→ **Task goal**
Check every line of the records below for the string "time" and copy the ones that have it.

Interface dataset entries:
<<<<
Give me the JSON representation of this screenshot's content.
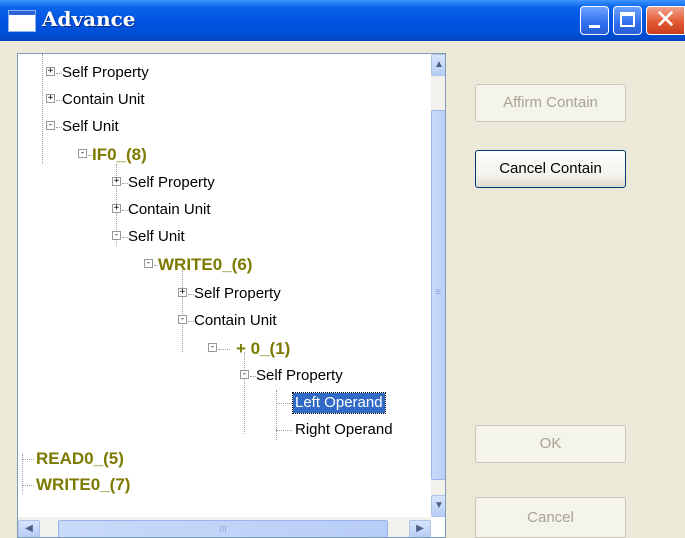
{
  "window": {
    "title": "Advance"
  },
  "tree": {
    "nodes": [
      {
        "label": "Self Property",
        "toggle": "+"
      },
      {
        "label": "Contain Unit",
        "toggle": "+"
      },
      {
        "label": "Self Unit",
        "toggle": "-"
      },
      {
        "label": "IF0_(8)",
        "toggle": "-"
      },
      {
        "label": "Self Property",
        "toggle": "+"
      },
      {
        "label": "Contain Unit",
        "toggle": "+"
      },
      {
        "label": "Self Unit",
        "toggle": "-"
      },
      {
        "label": "WRITE0_(6)",
        "toggle": "-"
      },
      {
        "label": "Self Property",
        "toggle": "+"
      },
      {
        "label": "Contain Unit",
        "toggle": "-"
      },
      {
        "label": "+ 0_(1)",
        "toggle": "-"
      },
      {
        "label": "Self Property",
        "toggle": "-"
      },
      {
        "label": "Left Operand",
        "toggle": ""
      },
      {
        "label": "Right Operand",
        "toggle": ""
      },
      {
        "label": "READ0_(5)",
        "toggle": ""
      },
      {
        "label": "WRITE0_(7)",
        "toggle": ""
      }
    ]
  },
  "buttons": {
    "affirm": "Affirm Contain",
    "cancel_contain": "Cancel Contain",
    "ok": "OK",
    "cancel": "Cancel"
  },
  "scroll_glyphs": {
    "up": "▲",
    "down": "▼",
    "left": "◀",
    "right": "▶",
    "grip": "≡",
    "hgrip": "III"
  },
  "caption_glyphs": {
    "close": "✕"
  },
  "colors": {
    "unit_label": "#7c7a00",
    "selection": "#316ac5",
    "title_bar": "#0053e1"
  }
}
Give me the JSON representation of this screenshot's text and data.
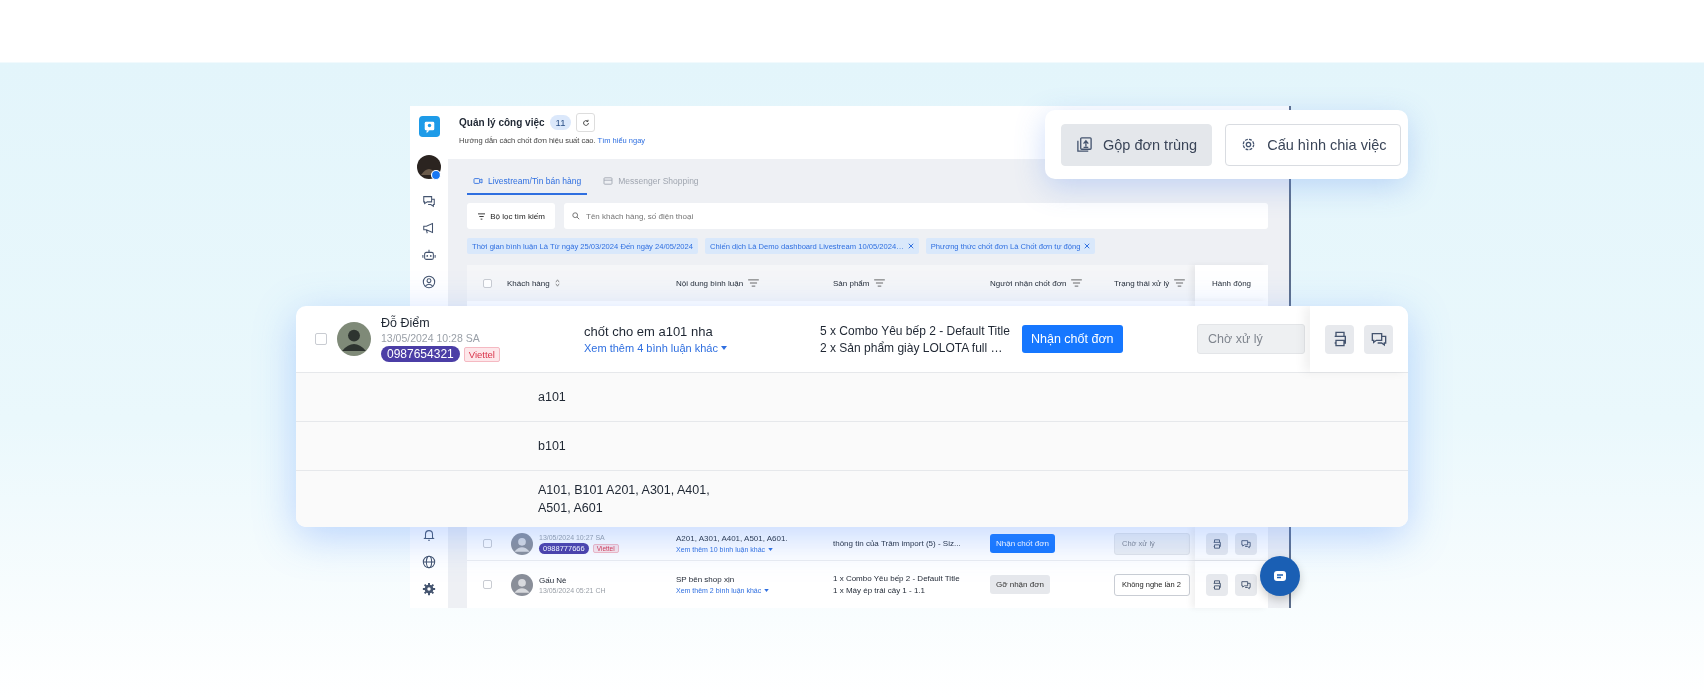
{
  "header": {
    "title": "Quản lý công việc",
    "count": "11",
    "hint": "Hướng dẫn cách chốt đơn hiệu suất cao.",
    "hint_link": "Tìm hiểu ngay"
  },
  "top_actions": [
    {
      "label": "Gộp đơn trùng",
      "kind": "merge",
      "selected": true
    },
    {
      "label": "Cấu hình chia việc",
      "kind": "settings",
      "selected": false
    }
  ],
  "tabs": [
    {
      "label": "Livestream/Tin bán hàng",
      "kind": "video",
      "selected": true
    },
    {
      "label": "Messenger Shopping",
      "kind": "shop",
      "selected": false
    }
  ],
  "filter_button": "Bộ lọc tìm kiếm",
  "search": {
    "placeholder": "Tên khách hàng, số điện thoại"
  },
  "filters": [
    {
      "label": "Thời gian bình luận Là Từ ngày 25/03/2024 Đến ngày 24/05/2024",
      "removable": false
    },
    {
      "label": "Chiến dịch Là Demo dashboard Livestream 10/05/2024…",
      "removable": true
    },
    {
      "label": "Phương thức chốt đơn Là Chốt đơn tự động",
      "removable": true
    }
  ],
  "table": {
    "select_all": {
      "checked": false
    },
    "columns": [
      {
        "label": "Khách hàng",
        "kind": "sort"
      },
      {
        "label": "Nội dung bình luận",
        "kind": "filter"
      },
      {
        "label": "Sản phẩm",
        "kind": "filter"
      },
      {
        "label": "Người nhận chốt đơn",
        "kind": "filter"
      },
      {
        "label": "Trạng thái xử lý",
        "kind": "filter"
      },
      {
        "label": "Hành động",
        "kind": "plain"
      }
    ],
    "rows": [
      {
        "checked": false,
        "time": "13/05/2024 10:27 SA",
        "phone": "0988777666",
        "carrier": "Viettel",
        "comment": "A201, A301, A401, A501, A601.",
        "more": "Xem thêm 10 bình luận khác",
        "products": [
          "thông tin của Trâm import (5) - Siz..."
        ],
        "action": {
          "label": "Nhận chốt đơn",
          "kind": "primary"
        },
        "status": {
          "placeholder": "Chờ xử lý",
          "disabled": true
        }
      },
      {
        "checked": false,
        "name": "Gấu Nè",
        "time": "13/05/2024 05:21 CH",
        "comment": "SP bên shop xịn",
        "more": "Xem thêm 2 bình luận khác",
        "products": [
          "1 x Combo Yêu bếp 2 - Default Title",
          "1 x Máy ép trái cây 1 - 1.1"
        ],
        "action": {
          "label": "Gỡ nhận đơn",
          "kind": "secondary"
        },
        "status": {
          "value": "Không nghe lần 2",
          "disabled": false
        }
      }
    ]
  },
  "expanded_order": {
    "checked": false,
    "name": "Đỗ Điểm",
    "time": "13/05/2024 10:28 SA",
    "phone": "0987654321",
    "carrier": "Viettel",
    "comment": "chốt cho em a101 nha",
    "more": "Xem thêm 4 bình luận khác",
    "products": [
      "5 x Combo Yêu bếp 2 - Default Title",
      "2 x Sản phẩm giày LOLOTA full …"
    ],
    "action": {
      "label": "Nhận chốt đơn",
      "kind": "primary"
    },
    "status": {
      "placeholder": "Chờ xử lý",
      "disabled": true
    },
    "sub_comments": [
      "a101",
      "b101",
      "A101, B101 A201, A301, A401, A501, A601"
    ]
  }
}
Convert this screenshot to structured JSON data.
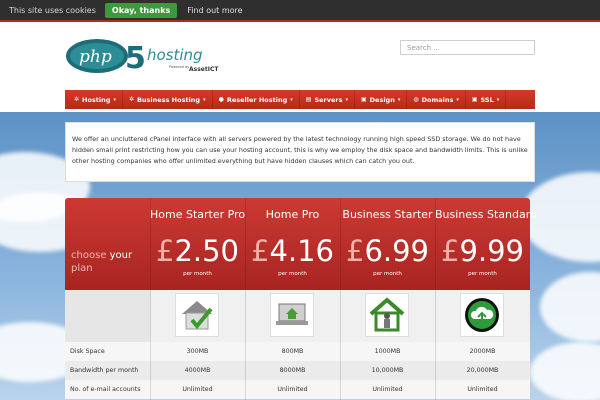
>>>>
→ **Result of the task**
        "time": "13/05/2024 10:27 SA",
        "time": "13/05/2024 05:21 CH",
    "time": "13/05/2024 10:28 SA",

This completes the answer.